As spring arrives and progresses, Kashmir, which has more than half of its land area covered with trees and forests, witnesses a sharp increase in allergies. Doctors and experts from other fields caution against ‘myths’ and list out steps that could help reduce the afflictions.
With the fluff from poplar trees floating around in most parts of Kashmir, and with a simultaneous increase in the number of people complaining of allergies and exacerbation of Asthma, KIF delved into the possible causes and redress.
Result of 17,000 Allergy Tests
Department of Immunology at Sher-e-Kashmir Institute of Medical Sciences (SKIMS), Soura, is the only institute that carries out allergy tests in patients.
Head of Department of Immunology at SKIMS, Soura, Prof Zaffar Amin Shah told KIF that a scientific approach to public health concerns was the need of the hour.
He warned against ‘myths and unscientific rhetoric’ and said that allergies in Kashmir in the season between April and June were wrongly attributed to poplar trees. “Some years ago, we had a scientific panel to investigate the issue of poplar fluff and their potential to cause harm to human health. An expert team from various fields came to the conclusion that the fluff does not contain pollen and may not cause allergy. In fact, female trees produce it. As we know, pollen is produced by male trees, and is mostly invisible to the naked eye,” he said.
Talking to KIF, Professor at the Department of Immunology, SKIMS, Soura, Dr Roohi Rasool said that over the past decade, the department carried out more than 17,000 allergy tests. “Our data is quite clear. The major allergen in Kashmir is house dust mite which accounts for 90 percent of allergies,” she said.
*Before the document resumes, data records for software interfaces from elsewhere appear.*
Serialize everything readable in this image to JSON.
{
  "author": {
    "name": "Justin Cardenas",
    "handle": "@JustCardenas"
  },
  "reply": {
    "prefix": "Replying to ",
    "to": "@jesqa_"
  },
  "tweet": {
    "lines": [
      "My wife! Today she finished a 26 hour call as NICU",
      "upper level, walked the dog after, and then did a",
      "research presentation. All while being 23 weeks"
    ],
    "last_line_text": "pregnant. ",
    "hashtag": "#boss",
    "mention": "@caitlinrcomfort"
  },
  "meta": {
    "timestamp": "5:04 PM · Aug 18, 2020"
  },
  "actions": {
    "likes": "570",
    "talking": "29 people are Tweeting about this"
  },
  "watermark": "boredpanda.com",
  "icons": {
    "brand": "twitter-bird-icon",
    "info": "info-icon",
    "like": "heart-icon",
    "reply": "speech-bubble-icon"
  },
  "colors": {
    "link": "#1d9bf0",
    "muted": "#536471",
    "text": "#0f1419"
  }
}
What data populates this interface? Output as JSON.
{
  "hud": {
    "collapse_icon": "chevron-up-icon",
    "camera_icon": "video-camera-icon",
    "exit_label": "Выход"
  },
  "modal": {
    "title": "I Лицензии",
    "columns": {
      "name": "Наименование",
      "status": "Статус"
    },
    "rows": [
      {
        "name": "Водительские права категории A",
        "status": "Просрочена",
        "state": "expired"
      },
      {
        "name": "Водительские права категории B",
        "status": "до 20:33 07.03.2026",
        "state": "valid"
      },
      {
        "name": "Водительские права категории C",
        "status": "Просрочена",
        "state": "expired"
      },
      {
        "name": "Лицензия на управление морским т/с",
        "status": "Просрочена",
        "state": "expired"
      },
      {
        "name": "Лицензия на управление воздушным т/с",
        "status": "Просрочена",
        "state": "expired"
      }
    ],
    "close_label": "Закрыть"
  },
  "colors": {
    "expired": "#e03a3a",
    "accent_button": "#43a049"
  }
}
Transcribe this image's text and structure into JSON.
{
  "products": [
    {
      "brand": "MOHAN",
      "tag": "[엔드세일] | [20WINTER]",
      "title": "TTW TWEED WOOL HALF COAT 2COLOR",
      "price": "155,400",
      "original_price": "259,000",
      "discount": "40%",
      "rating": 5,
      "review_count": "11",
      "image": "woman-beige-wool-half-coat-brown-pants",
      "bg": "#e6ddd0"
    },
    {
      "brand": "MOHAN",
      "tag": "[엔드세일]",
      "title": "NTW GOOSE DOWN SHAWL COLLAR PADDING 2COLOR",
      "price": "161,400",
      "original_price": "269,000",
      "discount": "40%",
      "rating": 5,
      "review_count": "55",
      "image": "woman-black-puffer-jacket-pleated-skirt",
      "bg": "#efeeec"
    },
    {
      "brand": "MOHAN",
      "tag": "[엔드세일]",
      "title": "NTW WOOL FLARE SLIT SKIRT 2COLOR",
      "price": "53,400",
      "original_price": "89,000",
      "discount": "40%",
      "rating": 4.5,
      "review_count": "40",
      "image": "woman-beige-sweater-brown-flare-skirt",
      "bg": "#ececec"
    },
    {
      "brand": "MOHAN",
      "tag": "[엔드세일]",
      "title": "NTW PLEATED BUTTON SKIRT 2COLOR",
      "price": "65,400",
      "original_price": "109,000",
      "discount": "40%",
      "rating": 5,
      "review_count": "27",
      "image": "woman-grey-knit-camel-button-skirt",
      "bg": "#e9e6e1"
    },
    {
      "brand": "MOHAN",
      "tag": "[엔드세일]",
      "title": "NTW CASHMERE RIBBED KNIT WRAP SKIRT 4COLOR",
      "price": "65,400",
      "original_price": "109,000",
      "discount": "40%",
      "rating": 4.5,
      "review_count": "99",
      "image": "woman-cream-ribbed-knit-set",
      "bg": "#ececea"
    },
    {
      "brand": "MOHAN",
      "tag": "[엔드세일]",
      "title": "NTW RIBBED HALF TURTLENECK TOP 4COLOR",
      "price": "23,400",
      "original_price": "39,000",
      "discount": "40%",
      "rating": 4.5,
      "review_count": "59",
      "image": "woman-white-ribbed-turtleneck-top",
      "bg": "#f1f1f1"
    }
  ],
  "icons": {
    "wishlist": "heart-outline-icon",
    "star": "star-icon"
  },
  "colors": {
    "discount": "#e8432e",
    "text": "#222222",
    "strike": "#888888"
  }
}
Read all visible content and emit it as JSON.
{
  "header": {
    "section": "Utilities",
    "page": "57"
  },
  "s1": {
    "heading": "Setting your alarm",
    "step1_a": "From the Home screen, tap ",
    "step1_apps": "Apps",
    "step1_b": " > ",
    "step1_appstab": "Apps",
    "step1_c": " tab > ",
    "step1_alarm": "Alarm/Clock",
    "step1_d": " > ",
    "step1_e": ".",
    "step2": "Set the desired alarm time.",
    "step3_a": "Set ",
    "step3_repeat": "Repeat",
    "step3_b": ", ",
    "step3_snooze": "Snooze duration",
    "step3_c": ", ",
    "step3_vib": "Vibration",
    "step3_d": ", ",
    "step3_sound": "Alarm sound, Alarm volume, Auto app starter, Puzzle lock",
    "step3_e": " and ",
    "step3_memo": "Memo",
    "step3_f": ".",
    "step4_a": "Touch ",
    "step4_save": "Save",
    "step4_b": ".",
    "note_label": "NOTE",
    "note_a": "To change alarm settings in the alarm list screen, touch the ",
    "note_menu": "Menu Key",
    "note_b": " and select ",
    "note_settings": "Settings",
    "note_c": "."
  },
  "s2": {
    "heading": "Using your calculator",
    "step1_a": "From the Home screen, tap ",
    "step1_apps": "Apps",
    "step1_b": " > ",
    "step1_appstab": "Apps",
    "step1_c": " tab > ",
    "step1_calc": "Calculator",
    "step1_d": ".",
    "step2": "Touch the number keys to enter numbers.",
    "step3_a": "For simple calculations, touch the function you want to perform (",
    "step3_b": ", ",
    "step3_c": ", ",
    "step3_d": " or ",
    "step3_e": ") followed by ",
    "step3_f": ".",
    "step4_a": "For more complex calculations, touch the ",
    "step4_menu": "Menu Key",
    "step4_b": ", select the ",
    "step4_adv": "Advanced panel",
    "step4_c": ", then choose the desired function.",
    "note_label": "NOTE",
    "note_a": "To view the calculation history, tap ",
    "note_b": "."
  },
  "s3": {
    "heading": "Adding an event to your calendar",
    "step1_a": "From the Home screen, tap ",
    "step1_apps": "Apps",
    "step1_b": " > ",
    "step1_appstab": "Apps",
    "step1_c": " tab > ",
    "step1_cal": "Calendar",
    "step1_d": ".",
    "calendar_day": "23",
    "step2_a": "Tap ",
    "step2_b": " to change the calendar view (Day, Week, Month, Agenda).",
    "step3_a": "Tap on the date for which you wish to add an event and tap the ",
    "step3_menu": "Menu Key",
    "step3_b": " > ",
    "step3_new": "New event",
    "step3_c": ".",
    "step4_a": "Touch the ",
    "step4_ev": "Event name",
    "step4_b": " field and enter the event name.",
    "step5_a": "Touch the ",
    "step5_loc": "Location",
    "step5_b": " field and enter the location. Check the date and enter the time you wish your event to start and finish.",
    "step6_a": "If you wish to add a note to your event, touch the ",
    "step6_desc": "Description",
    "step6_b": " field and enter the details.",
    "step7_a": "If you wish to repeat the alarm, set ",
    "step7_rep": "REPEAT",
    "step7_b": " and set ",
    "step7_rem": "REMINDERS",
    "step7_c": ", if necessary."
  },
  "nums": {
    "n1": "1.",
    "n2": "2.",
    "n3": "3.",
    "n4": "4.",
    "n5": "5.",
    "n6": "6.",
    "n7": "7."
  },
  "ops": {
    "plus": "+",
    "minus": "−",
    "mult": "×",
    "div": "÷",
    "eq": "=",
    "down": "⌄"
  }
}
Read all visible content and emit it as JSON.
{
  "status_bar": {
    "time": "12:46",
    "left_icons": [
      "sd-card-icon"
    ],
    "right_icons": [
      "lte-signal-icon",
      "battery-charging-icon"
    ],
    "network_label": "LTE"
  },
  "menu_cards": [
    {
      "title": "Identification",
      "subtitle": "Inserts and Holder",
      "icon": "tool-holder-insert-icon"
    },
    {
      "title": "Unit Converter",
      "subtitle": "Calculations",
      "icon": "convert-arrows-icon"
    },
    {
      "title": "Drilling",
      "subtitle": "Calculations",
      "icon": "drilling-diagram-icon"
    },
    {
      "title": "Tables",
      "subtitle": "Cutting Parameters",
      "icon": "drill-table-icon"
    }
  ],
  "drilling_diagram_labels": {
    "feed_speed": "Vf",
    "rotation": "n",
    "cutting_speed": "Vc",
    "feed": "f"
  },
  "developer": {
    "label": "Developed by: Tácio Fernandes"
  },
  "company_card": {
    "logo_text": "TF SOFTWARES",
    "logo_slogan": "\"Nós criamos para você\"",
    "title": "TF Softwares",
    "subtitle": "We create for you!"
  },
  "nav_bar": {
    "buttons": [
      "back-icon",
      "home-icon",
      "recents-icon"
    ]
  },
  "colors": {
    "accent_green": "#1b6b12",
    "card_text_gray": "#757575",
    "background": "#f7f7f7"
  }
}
Dr Rasool said that in the current season, like every year, various pollens together cause allergies among people. “In a vast majority, that is over 70 percent of the population, pollen from grass causes allergies. This is followed by pollen from pine species trees and Chinar trees,” she said.
Dr Rasool said that pollen from male poplar trees, not the cotton fluff from female trees, causes allergy in nearly 10 percent of people.
Avoidance and Management
Since pollen is airborne and is present in the environment at all times, it is difficult to avoid it. Yet, doctors feel, masks could reduce exposure and resulting effects.
Speaking about the poplar fluff, Head of the Department of Pulmonology at GMC, Srinagar, Dr Naveed Nazir Shah said that the public outcry was “misleading”. “They (cotton from poplars) are too big to enter alveoli and cause allergies,” he said. Alveoli are the minute air sacs in lungs where the exchange of gases, carbon dioxide and oxygen takes place.
Dr Shah blamed the dust and the ‘season of bloom’ for the rise in complaints of respiratory issues. “Every plant and tree is in bloom in this season. Just because we cannot see these particles does not mean they do not exist,” he said.
Dr Shah said that people needed to identify the allergen and talk to their doctor if their symptoms were too severe. “There are medications that can help one to avoid an allergy getting worse,” he said. Dr Shah said people with asthma could get allergy immunology profiles. “Allergies can get very severe at times. It is important to talk to a professional rather than resort to self medication,” he said.
Talking to KIF, Professor at the Pulmonology department of GMC Srinagar, Dr Khurshid Ahmed Dar said that rhinitis and asthma were linked to a number of causes. “In winters we have cold induced respiratory symptoms. In spring and summer, as the moisture in soil reduces, we have dust related complaints. In autumn, the harvest season contributes to allergy exacerbation,” he said. “Many people confuse viral flus with allergies and vice-versa. Every spring, viral flu from various strains are also on the rise, so we really don’t know much about what exactly is causing the surge in complaints.”
Dr Dar said people should avoid dust, clean their rooms and beddings regularly, and avoid smoke of all kinds including smoke from cooking. “These are the major culprits,” he said.
A study carried out by Nisar A Wani of the Department of Botany, University of Kashmir, Zafar Amin Shah of the Department of Immunology, SKIMS, and Mahrukh Hameed of the Department of Biochemistry, SKIMS titled ‘A study of the prevalence of fungal, pollen and dust allergens by intradermal skin test in nasobronchial allergenic patients’ studied 257 patients with various allergy symptoms in Kashmir. It found that apart from fungus in the air, scotch grass, Kentucky bluegrass, garden sorrel, and mulberry were major allergens.
In addition, rice grain dust, wheat grain dust, and house dust were also contributing to allergy symptoms.